- To
**formally define the domain**of a function. - To
**find an inverse function**. For example, trigonometric functions do not have any restrictions, so there is no inverse. However, restricting the domain to a smaller interval allows you to work with inverse functions. - To
**analyze segments that are “better behaved”**with bounded variation, better modulus of continuity or monotonicity [1].

## 1. Restricting Domains to Define Functions

While many functions like the exponential function or cubed root function have no restrictions, others only work on specific sets.
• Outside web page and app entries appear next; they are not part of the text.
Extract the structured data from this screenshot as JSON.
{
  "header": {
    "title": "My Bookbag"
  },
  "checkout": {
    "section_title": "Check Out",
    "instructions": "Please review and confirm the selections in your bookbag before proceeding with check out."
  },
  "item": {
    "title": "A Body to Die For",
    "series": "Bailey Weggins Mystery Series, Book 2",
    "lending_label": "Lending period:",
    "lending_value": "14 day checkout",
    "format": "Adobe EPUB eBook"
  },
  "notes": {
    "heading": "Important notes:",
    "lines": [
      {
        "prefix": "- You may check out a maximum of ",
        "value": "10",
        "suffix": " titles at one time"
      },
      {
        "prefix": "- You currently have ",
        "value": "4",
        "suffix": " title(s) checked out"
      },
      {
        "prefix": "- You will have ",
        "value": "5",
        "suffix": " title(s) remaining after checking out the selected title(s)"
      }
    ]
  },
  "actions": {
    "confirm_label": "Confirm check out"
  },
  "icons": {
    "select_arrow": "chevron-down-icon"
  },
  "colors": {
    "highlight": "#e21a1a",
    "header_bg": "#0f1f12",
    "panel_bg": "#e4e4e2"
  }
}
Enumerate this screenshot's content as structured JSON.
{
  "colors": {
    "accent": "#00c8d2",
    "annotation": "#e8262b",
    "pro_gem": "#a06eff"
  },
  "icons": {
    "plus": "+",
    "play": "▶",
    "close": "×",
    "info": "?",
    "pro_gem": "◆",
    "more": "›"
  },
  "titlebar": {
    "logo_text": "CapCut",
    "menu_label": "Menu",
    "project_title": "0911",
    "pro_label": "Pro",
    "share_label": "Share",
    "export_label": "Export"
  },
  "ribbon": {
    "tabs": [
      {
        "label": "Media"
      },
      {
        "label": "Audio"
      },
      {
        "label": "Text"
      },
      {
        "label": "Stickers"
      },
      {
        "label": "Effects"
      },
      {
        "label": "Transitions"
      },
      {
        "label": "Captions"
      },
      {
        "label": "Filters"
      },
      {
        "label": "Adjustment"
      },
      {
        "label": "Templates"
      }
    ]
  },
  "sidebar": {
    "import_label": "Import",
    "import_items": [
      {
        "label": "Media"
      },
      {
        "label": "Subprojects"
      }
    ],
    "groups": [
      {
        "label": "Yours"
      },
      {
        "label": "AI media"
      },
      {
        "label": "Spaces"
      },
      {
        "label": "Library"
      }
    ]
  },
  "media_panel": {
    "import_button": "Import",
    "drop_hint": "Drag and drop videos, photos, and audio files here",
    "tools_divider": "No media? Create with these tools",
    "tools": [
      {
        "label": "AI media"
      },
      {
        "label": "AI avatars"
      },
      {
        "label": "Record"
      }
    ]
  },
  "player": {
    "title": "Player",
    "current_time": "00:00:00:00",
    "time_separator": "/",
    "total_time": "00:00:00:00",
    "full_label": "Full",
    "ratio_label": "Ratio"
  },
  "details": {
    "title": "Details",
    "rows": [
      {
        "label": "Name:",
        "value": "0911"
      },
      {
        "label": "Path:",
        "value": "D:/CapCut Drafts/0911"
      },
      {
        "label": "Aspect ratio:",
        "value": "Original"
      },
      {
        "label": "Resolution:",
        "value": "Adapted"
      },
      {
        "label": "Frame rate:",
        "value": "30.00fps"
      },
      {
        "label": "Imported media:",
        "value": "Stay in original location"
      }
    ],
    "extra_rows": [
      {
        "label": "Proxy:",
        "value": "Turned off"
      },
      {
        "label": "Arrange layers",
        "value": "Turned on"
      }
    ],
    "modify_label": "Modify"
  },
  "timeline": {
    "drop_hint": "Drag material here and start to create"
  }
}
Therefore, their formal definitions include one or more restrictions. For example:

**Constant function**: c is a real number (c ∈ ℝ),**Linear function:**m ≠ 0; In other words, the slope can’t equal zero, otherwise it turns into a constant function.**Logarithm function**: x > 0.**Square root function**: Restricted to x ≥ 0.

Restrictions of a function often happen because of some problem with algebra in the formula. For example, with rational functions, **look out for places where the denominator would equal zero:**

For radical functions, **you can’t take square roots of negative numbers:**

Function |
Restrictions |

f(x) = √(x + 3). | x ≥-3 to avoid the problem of negative numbers. |

f(x) = &radic(-x) | x ≥ 0. |

## 2. Restrictions of a Function to Find an Inverse

As an example, if you set an interval to [-π/2, π/2], the sine function becomes one to one [2]:

Switching the x and y values of the three coordinates (-π/2, -1), (0, 0), (π/2, 1) gives the inverse: (-1, -π/2), (0, 0), (1, π/2).

## 3. Restriction of a Function to make it “Better Behaved”

Some functions, like f(x) = sin(1/x), behave badly around x = 0. Because the function isn’t defined there, the values oscillate wildly and the function is almost impossible to work with. Restricting the domain to a smaller segment (one that doesn’t include zero!) means that the function is a little more workable.

## References

Graph: Desmos.com

[1] Restrictions of continuous functions. Retrieved April 2, 2021 from: https://arxiv.org/abs/0711.0679

[2] Trigonometry With Restrictions. Retrieved May 2, 2021 from: https://www.alamo.edu/contentassets/35e1aad11a064ee2ae161ba2ae3b2559/trigonometric/math2412-inverse-trig-functions.pdf